In a few days’ time I am going, or should I say we are going on our summer holiday. We are off to Cornwall and I hope that the holiday will be a time for rest and recovery; a time to take stock. If I am honest I will enjoy having a week off from preparing sermons and, addresses. I am looking forward to lay-ins, Cornish pasties, fresh air and, fish and chips. I am looking forward to just being.

In the Gospel passage we have just heard St Peter correctly identifies Jesus as the ‘Messiah, the Son of the Living God,’ and Jesus responds by telling Peter that he is to be ‘the rock,’ on which he, Jesus, ‘will build,’ his ‘church.’ It is at this precise moment that the notion of the ‘one Holy catholic and Apostolic Church’ is breathed into being. But, then something remarkable happens: Peter, eager Peter, the rock-to-be Peter, alongside the other disciples is told to keep quiet and ‘not to tell anyone that he was the Messiah.’

 

Why do you think that a gagging order was effectively placed on the disciples by the same Jesus who had previously sent out the gang of seventy-two to tell all manner of folk that the ‘kingdom of God is at hand’ and, who just before his ascension, was to mandate the disciples to ‘go therefore and make disciples of all nations?’ It is a bit odd and, on face value, appears to be somewhat contradictory.

I think that the reason is given in the reading from the epistle and is captured in this one word: ‘transformed.’ Peter and the other apostles have to learn a big lesson which is that there can be a whole world of difference between what comes out of our mouths and the way we live our lives. Peter and his gang need to learn the important lesson that all people of faith need to make a journey. The journey starts with an assent, a verbal assent of faith, which then penetrates into the heart and finally is revealed through the way we live our lives. The Chorister’s Prayer nails this threefold pattern of movement:

Bless, O Lord, us Thy servants who minister in Thy temple. 
Grant that what we sing with our lips we may believe in our hearts, 
and what we believe in our hearts we may show forth in our lives. 

Peter and the apostles need, for the present, to stay quiet and tell no-one about Jesus, as Messiah, until they are ready not only to assent to the gospel but to live the gospel. A church is only ever a church, as opposed to a religious gathering, when its members have gone on a journey from head to heart and finally to hands.

 

The way we go on this journey which implies moving from machismo to humility, from individuality to communality, is through silence, mediation and, prayer. We need to take ourselves on spiritual holidays from time to time and whilst on such spiritual holidays we need to allow ourselves to be ‘transformed’ so that we become the sort of people, and community, that not only assent to the gospel, but live the gospel.

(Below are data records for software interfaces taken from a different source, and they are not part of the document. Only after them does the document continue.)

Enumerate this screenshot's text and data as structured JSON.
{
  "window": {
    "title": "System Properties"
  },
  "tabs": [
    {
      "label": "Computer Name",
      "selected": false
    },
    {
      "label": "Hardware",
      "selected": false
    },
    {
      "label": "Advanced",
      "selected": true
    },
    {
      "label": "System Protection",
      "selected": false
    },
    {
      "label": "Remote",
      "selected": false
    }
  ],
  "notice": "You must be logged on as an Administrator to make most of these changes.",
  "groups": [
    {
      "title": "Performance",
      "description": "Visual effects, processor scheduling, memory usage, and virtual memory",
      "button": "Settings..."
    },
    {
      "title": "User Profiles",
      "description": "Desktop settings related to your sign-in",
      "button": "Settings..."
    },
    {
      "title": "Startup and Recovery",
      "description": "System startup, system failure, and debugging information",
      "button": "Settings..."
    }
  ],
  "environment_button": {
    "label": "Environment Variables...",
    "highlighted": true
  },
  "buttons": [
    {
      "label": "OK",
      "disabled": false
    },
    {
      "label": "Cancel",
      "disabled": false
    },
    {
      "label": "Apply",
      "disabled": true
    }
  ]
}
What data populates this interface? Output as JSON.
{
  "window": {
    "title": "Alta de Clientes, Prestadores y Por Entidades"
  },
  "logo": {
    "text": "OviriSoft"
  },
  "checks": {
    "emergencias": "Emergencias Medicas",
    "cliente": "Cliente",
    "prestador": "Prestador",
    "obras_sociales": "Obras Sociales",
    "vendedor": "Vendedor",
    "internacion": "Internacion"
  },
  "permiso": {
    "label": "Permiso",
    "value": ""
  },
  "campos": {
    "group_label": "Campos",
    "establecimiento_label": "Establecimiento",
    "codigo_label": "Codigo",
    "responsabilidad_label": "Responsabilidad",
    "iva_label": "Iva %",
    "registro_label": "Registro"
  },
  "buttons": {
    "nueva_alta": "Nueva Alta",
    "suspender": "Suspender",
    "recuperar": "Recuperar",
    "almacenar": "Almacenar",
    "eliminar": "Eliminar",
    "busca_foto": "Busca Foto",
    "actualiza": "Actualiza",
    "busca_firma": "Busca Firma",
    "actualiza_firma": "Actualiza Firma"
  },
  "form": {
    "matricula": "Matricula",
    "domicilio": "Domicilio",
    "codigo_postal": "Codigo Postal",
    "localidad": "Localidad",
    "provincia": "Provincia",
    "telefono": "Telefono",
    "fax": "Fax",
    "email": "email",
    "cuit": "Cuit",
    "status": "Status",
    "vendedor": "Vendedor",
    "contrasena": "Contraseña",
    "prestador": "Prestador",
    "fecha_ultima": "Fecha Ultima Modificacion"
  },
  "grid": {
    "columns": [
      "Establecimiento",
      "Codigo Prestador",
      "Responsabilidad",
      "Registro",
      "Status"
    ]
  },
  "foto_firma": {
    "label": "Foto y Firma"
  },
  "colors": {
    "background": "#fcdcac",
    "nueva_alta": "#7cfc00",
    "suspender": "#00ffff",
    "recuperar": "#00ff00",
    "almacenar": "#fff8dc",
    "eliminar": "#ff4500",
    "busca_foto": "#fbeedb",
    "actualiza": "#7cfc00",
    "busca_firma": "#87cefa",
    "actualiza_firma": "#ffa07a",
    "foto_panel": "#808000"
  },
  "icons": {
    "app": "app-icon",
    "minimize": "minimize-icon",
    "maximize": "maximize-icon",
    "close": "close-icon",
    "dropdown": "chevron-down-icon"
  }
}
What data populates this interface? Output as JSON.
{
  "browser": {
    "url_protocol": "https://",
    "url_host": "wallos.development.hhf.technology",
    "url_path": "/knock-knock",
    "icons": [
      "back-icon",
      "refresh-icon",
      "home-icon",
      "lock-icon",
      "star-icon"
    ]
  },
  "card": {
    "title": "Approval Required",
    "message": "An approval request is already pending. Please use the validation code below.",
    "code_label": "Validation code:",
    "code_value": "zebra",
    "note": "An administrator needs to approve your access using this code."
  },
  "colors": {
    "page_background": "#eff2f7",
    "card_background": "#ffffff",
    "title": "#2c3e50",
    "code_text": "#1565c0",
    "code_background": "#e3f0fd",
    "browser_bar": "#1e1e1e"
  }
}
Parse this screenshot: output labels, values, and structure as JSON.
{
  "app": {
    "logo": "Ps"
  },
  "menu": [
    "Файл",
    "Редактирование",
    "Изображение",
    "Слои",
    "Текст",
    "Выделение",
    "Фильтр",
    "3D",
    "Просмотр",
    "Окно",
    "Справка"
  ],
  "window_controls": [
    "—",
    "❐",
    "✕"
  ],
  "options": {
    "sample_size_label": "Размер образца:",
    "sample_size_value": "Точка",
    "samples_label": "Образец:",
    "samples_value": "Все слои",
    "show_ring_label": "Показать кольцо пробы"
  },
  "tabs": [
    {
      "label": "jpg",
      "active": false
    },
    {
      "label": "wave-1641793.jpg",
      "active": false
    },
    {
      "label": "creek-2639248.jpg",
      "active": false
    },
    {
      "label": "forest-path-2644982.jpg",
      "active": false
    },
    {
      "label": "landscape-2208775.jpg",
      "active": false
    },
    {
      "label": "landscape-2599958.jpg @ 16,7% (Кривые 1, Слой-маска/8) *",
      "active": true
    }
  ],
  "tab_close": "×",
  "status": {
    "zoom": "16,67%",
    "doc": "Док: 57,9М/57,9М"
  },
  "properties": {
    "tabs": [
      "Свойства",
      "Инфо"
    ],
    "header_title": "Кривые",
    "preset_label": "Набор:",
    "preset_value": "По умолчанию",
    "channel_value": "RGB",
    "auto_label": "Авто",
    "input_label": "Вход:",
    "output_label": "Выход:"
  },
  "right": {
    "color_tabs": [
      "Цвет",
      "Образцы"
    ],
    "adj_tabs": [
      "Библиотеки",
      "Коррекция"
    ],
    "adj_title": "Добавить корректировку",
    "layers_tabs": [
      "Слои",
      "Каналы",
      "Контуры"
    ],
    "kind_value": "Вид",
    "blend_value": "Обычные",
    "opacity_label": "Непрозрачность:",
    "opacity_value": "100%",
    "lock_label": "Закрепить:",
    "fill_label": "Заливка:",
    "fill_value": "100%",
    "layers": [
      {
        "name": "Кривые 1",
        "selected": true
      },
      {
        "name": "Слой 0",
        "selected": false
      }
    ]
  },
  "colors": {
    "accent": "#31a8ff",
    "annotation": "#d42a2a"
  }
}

So yes, there is a time to preach loudly and clearly, and yes, we must seek to bring others into the life of the church and into relationship with Jesus, but we should do so when we really can be a ‘rock.’ 

So can I encourage all of you to find sometime for a spiritual holiday during which you make, or re-make, the transformative journey of holiness from head, to heart, and finally to hands, Amen.

 

Rev. Andrew Lightbown